# Activity
Your output should be every line below, copied exactly.

# Data for analysis
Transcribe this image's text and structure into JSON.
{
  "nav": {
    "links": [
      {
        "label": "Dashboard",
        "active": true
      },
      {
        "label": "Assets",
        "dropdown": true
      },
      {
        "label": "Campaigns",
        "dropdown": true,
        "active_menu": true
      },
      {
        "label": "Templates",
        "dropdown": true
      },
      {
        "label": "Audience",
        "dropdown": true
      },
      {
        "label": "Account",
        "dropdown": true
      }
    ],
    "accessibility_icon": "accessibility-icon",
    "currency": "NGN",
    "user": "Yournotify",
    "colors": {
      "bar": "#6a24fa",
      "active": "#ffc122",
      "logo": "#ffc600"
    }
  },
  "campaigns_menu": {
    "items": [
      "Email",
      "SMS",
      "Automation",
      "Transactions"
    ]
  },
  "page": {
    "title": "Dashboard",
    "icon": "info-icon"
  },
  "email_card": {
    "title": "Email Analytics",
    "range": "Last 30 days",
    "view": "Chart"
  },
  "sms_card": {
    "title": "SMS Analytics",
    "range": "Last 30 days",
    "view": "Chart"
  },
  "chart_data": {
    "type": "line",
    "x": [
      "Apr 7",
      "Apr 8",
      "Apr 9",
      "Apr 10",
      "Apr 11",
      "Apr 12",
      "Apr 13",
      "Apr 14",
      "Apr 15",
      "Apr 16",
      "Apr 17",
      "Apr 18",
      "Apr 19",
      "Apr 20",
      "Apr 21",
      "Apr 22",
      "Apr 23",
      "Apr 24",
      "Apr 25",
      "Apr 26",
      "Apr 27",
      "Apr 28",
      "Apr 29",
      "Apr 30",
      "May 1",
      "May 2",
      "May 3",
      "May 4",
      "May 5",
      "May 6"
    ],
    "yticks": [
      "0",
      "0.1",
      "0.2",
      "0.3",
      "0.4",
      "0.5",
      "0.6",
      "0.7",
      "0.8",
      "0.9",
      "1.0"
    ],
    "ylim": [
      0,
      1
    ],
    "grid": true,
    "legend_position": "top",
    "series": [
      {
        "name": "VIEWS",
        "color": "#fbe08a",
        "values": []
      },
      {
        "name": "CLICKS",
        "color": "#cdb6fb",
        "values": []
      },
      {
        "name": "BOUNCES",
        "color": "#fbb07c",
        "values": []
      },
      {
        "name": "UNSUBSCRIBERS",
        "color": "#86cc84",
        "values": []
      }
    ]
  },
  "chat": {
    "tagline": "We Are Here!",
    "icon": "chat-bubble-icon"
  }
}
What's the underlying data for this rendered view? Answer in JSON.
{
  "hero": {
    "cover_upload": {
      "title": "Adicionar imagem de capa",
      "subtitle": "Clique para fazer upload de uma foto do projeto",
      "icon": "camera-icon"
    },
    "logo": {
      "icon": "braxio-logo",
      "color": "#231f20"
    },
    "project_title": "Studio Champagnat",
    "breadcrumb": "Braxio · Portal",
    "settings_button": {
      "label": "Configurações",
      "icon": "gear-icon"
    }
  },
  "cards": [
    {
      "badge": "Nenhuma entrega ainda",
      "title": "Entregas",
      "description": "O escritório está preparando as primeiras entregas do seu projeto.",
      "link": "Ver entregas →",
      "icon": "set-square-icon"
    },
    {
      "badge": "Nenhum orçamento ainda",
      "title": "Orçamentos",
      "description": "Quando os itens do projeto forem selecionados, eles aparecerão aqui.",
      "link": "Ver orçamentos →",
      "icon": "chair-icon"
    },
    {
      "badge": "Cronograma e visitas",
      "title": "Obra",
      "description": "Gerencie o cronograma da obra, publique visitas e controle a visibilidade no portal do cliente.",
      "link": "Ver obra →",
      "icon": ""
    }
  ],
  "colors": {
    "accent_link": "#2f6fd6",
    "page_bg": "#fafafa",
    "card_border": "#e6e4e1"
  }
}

# Finished task
Transcribe this image's text and structure into JSON.
{
  "nav": {
    "links": [
      {
        "label": "Dashboard",
        "active": true
      },
      {
        "label": "Assets",
        "dropdown": true
      },
      {
        "label": "Campaigns",
        "dropdown": true,
        "active_menu": true
      },
      {
        "label": "Templates",
        "dropdown": true
      },
      {
        "label": "Audience",
        "dropdown": true
      },
      {
        "label": "Account",
        "dropdown": true
      }
    ],
    "accessibility_icon": "accessibility-icon",
    "currency": "NGN",
    "user": "Yournotify",
    "colors": {
      "bar": "#6a24fa",
      "active": "#ffc122",
      "logo": "#ffc600"
    }
  },
  "campaigns_menu": {
    "items": [
      "Email",
      "SMS",
      "Automation",
      "Transactions"
    ]
  },
  "page": {
    "title": "Dashboard",
    "icon": "info-icon"
  },
  "email_card": {
    "title": "Email Analytics",
    "range": "Last 30 days",
    "view": "Chart"
  },
  "sms_card": {
    "title": "SMS Analytics",
    "range": "Last 30 days",
    "view": "Chart"
  },
  "chart_data": {
    "type": "line",
    "x": [
      "Apr 7",
      "Apr 8",
      "Apr 9",
      "Apr 10",
      "Apr 11",
      "Apr 12",
      "Apr 13",
      "Apr 14",
      "Apr 15",
      "Apr 16",
      "Apr 17",
      "Apr 18",
      "Apr 19",
      "Apr 20",
      "Apr 21",
      "Apr 22",
      "Apr 23",
      "Apr 24",
      "Apr 25",
      "Apr 26",
      "Apr 27",
      "Apr 28",
      "Apr 29",
      "Apr 30",
      "May 1",
      "May 2",
      "May 3",
      "May 4",
      "May 5",
      "May 6"
    ],
    "yticks": [
      "0",
      "0.1",
      "0.2",
      "0.3",
      "0.4",
      "0.5",
      "0.6",
      "0.7",
      "0.8",
      "0.9",
      "1.0"
    ],
    "ylim": [
      0,
      1
    ],
    "grid": true,
    "legend_position": "top",
    "series": [
      {
        "name": "VIEWS",
        "color": "#fbe08a",
        "values": []
      },
      {
        "name": "CLICKS",
        "color": "#cdb6fb",
        "values": []
      },
      {
        "name": "BOUNCES",
        "color": "#fbb07c",
        "values": []
      },
      {
        "name": "UNSUBSCRIBERS",
        "color": "#86cc84",
        "values": []
      }
    ]
  },
  "chat": {
    "tagline": "We Are Here!",
    "icon": "chat-bubble-icon"
  }
}
What's the underlying data for this rendered view? Answer in JSON.
{
  "hero": {
    "cover_upload": {
      "title": "Adicionar imagem de capa",
      "subtitle": "Clique para fazer upload de uma foto do projeto",
      "icon": "camera-icon"
    },
    "logo": {
      "icon": "braxio-logo",
      "color": "#231f20"
    },
    "project_title": "Studio Champagnat",
    "breadcrumb": "Braxio · Portal",
    "settings_button": {
      "label": "Configurações",
      "icon": "gear-icon"
    }
  },
  "cards": [
    {
      "badge": "Nenhuma entrega ainda",
      "title": "Entregas",
      "description": "O escritório está preparando as primeiras entregas do seu projeto.",
      "link": "Ver entregas →",
      "icon": "set-square-icon"
    },
    {
      "badge": "Nenhum orçamento ainda",
      "title": "Orçamentos",
      "description": "Quando os itens do projeto forem selecionados, eles aparecerão aqui.",
      "link": "Ver orçamentos →",
      "icon": "chair-icon"
    },
    {
      "badge": "Cronograma e visitas",
      "title": "Obra",
      "description": "Gerencie o cronograma da obra, publique visitas e controle a visibilidade no portal do cliente.",
      "link": "Ver obra →",
      "icon": ""
    }
  ],
  "colors": {
    "accent_link": "#2f6fd6",
    "page_bg": "#fafafa",
    "card_border": "#e6e4e1"
  }
}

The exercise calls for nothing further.